[Interface dataset entries]

^^^^

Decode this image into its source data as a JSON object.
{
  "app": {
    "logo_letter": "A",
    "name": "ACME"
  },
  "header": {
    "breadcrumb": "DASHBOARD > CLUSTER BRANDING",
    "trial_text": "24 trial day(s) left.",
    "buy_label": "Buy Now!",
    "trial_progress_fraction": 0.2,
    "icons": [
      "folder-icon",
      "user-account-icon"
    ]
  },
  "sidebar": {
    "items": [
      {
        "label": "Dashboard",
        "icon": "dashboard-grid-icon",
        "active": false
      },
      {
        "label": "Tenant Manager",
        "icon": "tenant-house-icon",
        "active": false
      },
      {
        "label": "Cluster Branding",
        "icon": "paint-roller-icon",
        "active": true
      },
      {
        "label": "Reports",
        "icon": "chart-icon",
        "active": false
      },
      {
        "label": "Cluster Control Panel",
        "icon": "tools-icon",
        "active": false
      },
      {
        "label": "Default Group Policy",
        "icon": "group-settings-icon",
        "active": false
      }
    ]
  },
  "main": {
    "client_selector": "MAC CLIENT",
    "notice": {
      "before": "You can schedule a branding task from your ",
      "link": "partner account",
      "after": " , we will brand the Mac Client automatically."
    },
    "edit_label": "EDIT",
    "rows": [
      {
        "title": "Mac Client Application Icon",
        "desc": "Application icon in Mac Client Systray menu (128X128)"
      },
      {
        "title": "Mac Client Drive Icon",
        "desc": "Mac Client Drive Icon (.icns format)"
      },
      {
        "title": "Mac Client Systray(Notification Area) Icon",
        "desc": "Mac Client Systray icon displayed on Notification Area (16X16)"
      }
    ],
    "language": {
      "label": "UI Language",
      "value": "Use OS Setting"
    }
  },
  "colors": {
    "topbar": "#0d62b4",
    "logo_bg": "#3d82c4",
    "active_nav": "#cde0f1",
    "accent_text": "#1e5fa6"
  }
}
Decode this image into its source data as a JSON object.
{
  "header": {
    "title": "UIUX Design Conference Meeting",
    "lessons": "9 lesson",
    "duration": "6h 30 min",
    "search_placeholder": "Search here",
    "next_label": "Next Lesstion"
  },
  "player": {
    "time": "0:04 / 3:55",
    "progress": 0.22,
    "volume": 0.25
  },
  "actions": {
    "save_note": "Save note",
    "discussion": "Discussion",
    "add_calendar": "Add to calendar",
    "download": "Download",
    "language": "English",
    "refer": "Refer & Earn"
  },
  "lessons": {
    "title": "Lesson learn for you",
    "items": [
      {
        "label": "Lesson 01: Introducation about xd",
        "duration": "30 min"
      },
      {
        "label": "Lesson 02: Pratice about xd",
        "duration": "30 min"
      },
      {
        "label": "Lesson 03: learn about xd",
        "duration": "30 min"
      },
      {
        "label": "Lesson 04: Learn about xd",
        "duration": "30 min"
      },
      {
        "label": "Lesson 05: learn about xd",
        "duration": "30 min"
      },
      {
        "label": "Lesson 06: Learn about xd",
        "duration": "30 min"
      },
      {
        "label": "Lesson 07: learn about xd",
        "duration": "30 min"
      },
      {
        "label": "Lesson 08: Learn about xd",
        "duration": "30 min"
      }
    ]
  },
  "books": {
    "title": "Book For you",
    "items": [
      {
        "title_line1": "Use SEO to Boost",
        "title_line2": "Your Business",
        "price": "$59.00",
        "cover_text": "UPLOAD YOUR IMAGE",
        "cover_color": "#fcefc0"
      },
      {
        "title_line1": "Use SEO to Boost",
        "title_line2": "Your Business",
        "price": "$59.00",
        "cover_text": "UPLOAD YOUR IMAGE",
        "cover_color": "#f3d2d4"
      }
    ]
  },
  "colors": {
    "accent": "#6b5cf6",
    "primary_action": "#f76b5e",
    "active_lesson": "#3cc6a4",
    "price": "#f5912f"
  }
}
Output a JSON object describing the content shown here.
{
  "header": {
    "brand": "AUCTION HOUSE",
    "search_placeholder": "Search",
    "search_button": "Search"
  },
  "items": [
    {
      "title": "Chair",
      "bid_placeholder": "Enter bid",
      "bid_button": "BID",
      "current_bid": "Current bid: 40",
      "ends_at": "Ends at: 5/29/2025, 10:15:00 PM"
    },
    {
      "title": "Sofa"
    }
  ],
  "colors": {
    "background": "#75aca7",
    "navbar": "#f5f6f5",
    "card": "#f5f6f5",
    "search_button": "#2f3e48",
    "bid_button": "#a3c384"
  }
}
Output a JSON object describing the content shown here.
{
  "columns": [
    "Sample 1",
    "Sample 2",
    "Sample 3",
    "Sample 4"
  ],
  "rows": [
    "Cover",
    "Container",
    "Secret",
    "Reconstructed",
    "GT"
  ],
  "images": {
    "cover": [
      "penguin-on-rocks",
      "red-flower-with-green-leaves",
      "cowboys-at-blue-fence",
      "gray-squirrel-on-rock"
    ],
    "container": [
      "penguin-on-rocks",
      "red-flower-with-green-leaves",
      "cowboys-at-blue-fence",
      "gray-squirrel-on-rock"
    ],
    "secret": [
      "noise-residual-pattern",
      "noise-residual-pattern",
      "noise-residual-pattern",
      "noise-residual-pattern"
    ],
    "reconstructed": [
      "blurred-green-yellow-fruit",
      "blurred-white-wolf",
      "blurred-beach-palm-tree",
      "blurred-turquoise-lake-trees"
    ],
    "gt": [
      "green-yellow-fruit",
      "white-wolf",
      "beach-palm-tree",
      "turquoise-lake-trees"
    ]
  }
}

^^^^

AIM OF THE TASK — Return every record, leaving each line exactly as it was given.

RESULT OF THIS EXERCISE —
Decode this image into its source data as a JSON object.
{
  "app": {
    "logo_letter": "A",
    "name": "ACME"
  },
  "header": {
    "breadcrumb": "DASHBOARD > CLUSTER BRANDING",
    "trial_text": "24 trial day(s) left.",
    "buy_label": "Buy Now!",
    "trial_progress_fraction": 0.2,
    "icons": [
      "folder-icon",
      "user-account-icon"
    ]
  },
  "sidebar": {
    "items": [
      {
        "label": "Dashboard",
        "icon": "dashboard-grid-icon",
        "active": false
      },
      {
        "label": "Tenant Manager",
        "icon": "tenant-house-icon",
        "active": false
      },
      {
        "label": "Cluster Branding",
        "icon": "paint-roller-icon",
        "active": true
      },
      {
        "label": "Reports",
        "icon": "chart-icon",
        "active": false
      },
      {
        "label": "Cluster Control Panel",
        "icon": "tools-icon",
        "active": false
      },
      {
        "label": "Default Group Policy",
        "icon": "group-settings-icon",
        "active": false
      }
    ]
  },
  "main": {
    "client_selector": "MAC CLIENT",
    "notice": {
      "before": "You can schedule a branding task from your ",
      "link": "partner account",
      "after": " , we will brand the Mac Client automatically."
    },
    "edit_label": "EDIT",
    "rows": [
      {
        "title": "Mac Client Application Icon",
        "desc": "Application icon in Mac Client Systray menu (128X128)"
      },
      {
        "title": "Mac Client Drive Icon",
        "desc": "Mac Client Drive Icon (.icns format)"
      },
      {
        "title": "Mac Client Systray(Notification Area) Icon",
        "desc": "Mac Client Systray icon displayed on Notification Area (16X16)"
      }
    ],
    "language": {
      "label": "UI Language",
      "value": "Use OS Setting"
    }
  },
  "colors": {
    "topbar": "#0d62b4",
    "logo_bg": "#3d82c4",
    "active_nav": "#cde0f1",
    "accent_text": "#1e5fa6"
  }
}
Decode this image into its source data as a JSON object.
{
  "header": {
    "title": "UIUX Design Conference Meeting",
    "lessons": "9 lesson",
    "duration": "6h 30 min",
    "search_placeholder": "Search here",
    "next_label": "Next Lesstion"
  },
  "player": {
    "time": "0:04 / 3:55",
    "progress": 0.22,
    "volume": 0.25
  },
  "actions": {
    "save_note": "Save note",
    "discussion": "Discussion",
    "add_calendar": "Add to calendar",
    "download": "Download",
    "language": "English",
    "refer": "Refer & Earn"
  },
  "lessons": {
    "title": "Lesson learn for you",
    "items": [
      {
        "label": "Lesson 01: Introducation about xd",
        "duration": "30 min"
      },
      {
        "label": "Lesson 02: Pratice about xd",
        "duration": "30 min"
      },
      {
        "label": "Lesson 03: learn about xd",
        "duration": "30 min"
      },
      {
        "label": "Lesson 04: Learn about xd",
        "duration": "30 min"
      },
      {
        "label": "Lesson 05: learn about xd",
        "duration": "30 min"
      },
      {
        "label": "Lesson 06: Learn about xd",
        "duration": "30 min"
      },
      {
        "label": "Lesson 07: learn about xd",
        "duration": "30 min"
      },
      {
        "label": "Lesson 08: Learn about xd",
        "duration": "30 min"
      }
    ]
  },
  "books": {
    "title": "Book For you",
    "items": [
      {
        "title_line1": "Use SEO to Boost",
        "title_line2": "Your Business",
        "price": "$59.00",
        "cover_text": "UPLOAD YOUR IMAGE",
        "cover_color": "#fcefc0"
      },
      {
        "title_line1": "Use SEO to Boost",
        "title_line2": "Your Business",
        "price": "$59.00",
        "cover_text": "UPLOAD YOUR IMAGE",
        "cover_color": "#f3d2d4"
      }
    ]
  },
  "colors": {
    "accent": "#6b5cf6",
    "primary_action": "#f76b5e",
    "active_lesson": "#3cc6a4",
    "price": "#f5912f"
  }
}
Output a JSON object describing the content shown here.
{
  "header": {
    "brand": "AUCTION HOUSE",
    "search_placeholder": "Search",
    "search_button": "Search"
  },
  "items": [
    {
      "title": "Chair",
      "bid_placeholder": "Enter bid",
      "bid_button": "BID",
      "current_bid": "Current bid: 40",
      "ends_at": "Ends at: 5/29/2025, 10:15:00 PM"
    },
    {
      "title": "Sofa"
    }
  ],
  "colors": {
    "background": "#75aca7",
    "navbar": "#f5f6f5",
    "card": "#f5f6f5",
    "search_button": "#2f3e48",
    "bid_button": "#a3c384"
  }
}
Output a JSON object describing the content shown here.
{
  "columns": [
    "Sample 1",
    "Sample 2",
    "Sample 3",
    "Sample 4"
  ],
  "rows": [
    "Cover",
    "Container",
    "Secret",
    "Reconstructed",
    "GT"
  ],
  "images": {
    "cover": [
      "penguin-on-rocks",
      "red-flower-with-green-leaves",
      "cowboys-at-blue-fence",
      "gray-squirrel-on-rock"
    ],
    "container": [
      "penguin-on-rocks",
      "red-flower-with-green-leaves",
      "cowboys-at-blue-fence",
      "gray-squirrel-on-rock"
    ],
    "secret": [
      "noise-residual-pattern",
      "noise-residual-pattern",
      "noise-residual-pattern",
      "noise-residual-pattern"
    ],
    "reconstructed": [
      "blurred-green-yellow-fruit",
      "blurred-white-wolf",
      "blurred-beach-palm-tree",
      "blurred-turquoise-lake-trees"
    ],
    "gt": [
      "green-yellow-fruit",
      "white-wolf",
      "beach-palm-tree",
      "turquoise-lake-trees"
    ]
  }
}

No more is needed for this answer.